= Beginning of Section =

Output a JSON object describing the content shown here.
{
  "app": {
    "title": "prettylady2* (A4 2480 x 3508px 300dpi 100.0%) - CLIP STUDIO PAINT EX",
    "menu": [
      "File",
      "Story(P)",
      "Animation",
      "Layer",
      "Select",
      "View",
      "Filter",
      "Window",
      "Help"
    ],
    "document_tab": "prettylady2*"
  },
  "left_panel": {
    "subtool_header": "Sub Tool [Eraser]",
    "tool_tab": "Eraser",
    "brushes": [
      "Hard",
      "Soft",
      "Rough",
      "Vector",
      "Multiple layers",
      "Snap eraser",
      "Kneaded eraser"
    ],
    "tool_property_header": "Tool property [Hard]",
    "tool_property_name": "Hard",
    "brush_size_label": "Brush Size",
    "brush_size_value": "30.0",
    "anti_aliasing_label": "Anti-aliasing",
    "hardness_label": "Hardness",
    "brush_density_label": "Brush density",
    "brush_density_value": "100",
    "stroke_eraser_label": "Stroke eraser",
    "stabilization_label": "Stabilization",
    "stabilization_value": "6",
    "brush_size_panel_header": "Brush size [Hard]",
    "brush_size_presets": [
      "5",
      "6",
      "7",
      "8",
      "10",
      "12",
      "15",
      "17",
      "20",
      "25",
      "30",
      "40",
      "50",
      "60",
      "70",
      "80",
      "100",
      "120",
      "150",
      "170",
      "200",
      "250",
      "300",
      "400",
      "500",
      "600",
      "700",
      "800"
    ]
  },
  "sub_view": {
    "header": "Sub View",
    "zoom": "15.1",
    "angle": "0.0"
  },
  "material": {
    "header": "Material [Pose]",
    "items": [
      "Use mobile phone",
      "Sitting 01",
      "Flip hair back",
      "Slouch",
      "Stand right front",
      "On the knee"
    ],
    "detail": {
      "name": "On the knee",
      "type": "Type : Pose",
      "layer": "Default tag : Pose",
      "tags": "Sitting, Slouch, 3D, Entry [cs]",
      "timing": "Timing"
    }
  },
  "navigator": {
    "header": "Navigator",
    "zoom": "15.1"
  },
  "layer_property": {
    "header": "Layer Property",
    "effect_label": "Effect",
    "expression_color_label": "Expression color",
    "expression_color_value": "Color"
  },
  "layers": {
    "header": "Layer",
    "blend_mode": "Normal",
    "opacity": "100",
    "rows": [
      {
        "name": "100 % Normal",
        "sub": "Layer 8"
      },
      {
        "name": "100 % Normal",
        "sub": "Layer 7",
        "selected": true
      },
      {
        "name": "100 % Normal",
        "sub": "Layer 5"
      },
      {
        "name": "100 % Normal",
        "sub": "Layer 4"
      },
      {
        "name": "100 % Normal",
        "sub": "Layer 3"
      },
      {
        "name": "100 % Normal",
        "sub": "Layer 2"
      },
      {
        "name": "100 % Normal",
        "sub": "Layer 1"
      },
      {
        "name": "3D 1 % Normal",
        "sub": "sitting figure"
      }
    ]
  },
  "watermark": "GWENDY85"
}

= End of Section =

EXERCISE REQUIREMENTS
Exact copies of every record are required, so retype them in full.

YOUR SOLUTION
Output a JSON object describing the content shown here.
{
  "app": {
    "title": "prettylady2* (A4 2480 x 3508px 300dpi 100.0%) - CLIP STUDIO PAINT EX",
    "menu": [
      "File",
      "Story(P)",
      "Animation",
      "Layer",
      "Select",
      "View",
      "Filter",
      "Window",
      "Help"
    ],
    "document_tab": "prettylady2*"
  },
  "left_panel": {
    "subtool_header": "Sub Tool [Eraser]",
    "tool_tab": "Eraser",
    "brushes": [
      "Hard",
      "Soft",
      "Rough",
      "Vector",
      "Multiple layers",
      "Snap eraser",
      "Kneaded eraser"
    ],
    "tool_property_header": "Tool property [Hard]",
    "tool_property_name": "Hard",
    "brush_size_label": "Brush Size",
    "brush_size_value": "30.0",
    "anti_aliasing_label": "Anti-aliasing",
    "hardness_label": "Hardness",
    "brush_density_label": "Brush density",
    "brush_density_value": "100",
    "stroke_eraser_label": "Stroke eraser",
    "stabilization_label": "Stabilization",
    "stabilization_value": "6",
    "brush_size_panel_header": "Brush size [Hard]",
    "brush_size_presets": [
      "5",
      "6",
      "7",
      "8",
      "10",
      "12",
      "15",
      "17",
      "20",
      "25",
      "30",
      "40",
      "50",
      "60",
      "70",
      "80",
      "100",
      "120",
      "150",
      "170",
      "200",
      "250",
      "300",
      "400",
      "500",
      "600",
      "700",
      "800"
    ]
  },
  "sub_view": {
    "header": "Sub View",
    "zoom": "15.1",
    "angle": "0.0"
  },
  "material": {
    "header": "Material [Pose]",
    "items": [
      "Use mobile phone",
      "Sitting 01",
      "Flip hair back",
      "Slouch",
      "Stand right front",
      "On the knee"
    ],
    "detail": {
      "name": "On the knee",
      "type": "Type : Pose",
      "layer": "Default tag : Pose",
      "tags": "Sitting, Slouch, 3D, Entry [cs]",
      "timing": "Timing"
    }
  },
  "navigator": {
    "header": "Navigator",
    "zoom": "15.1"
  },
  "layer_property": {
    "header": "Layer Property",
    "effect_label": "Effect",
    "expression_color_label": "Expression color",
    "expression_color_value": "Color"
  },
  "layers": {
    "header": "Layer",
    "blend_mode": "Normal",
    "opacity": "100",
    "rows": [
      {
        "name": "100 % Normal",
        "sub": "Layer 8"
      },
      {
        "name": "100 % Normal",
        "sub": "Layer 7",
        "selected": true
      },
      {
        "name": "100 % Normal",
        "sub": "Layer 5"
      },
      {
        "name": "100 % Normal",
        "sub": "Layer 4"
      },
      {
        "name": "100 % Normal",
        "sub": "Layer 3"
      },
      {
        "name": "100 % Normal",
        "sub": "Layer 2"
      },
      {
        "name": "100 % Normal",
        "sub": "Layer 1"
      },
      {
        "name": "3D 1 % Normal",
        "sub": "sitting figure"
      }
    ]
  },
  "watermark": "GWENDY85"
}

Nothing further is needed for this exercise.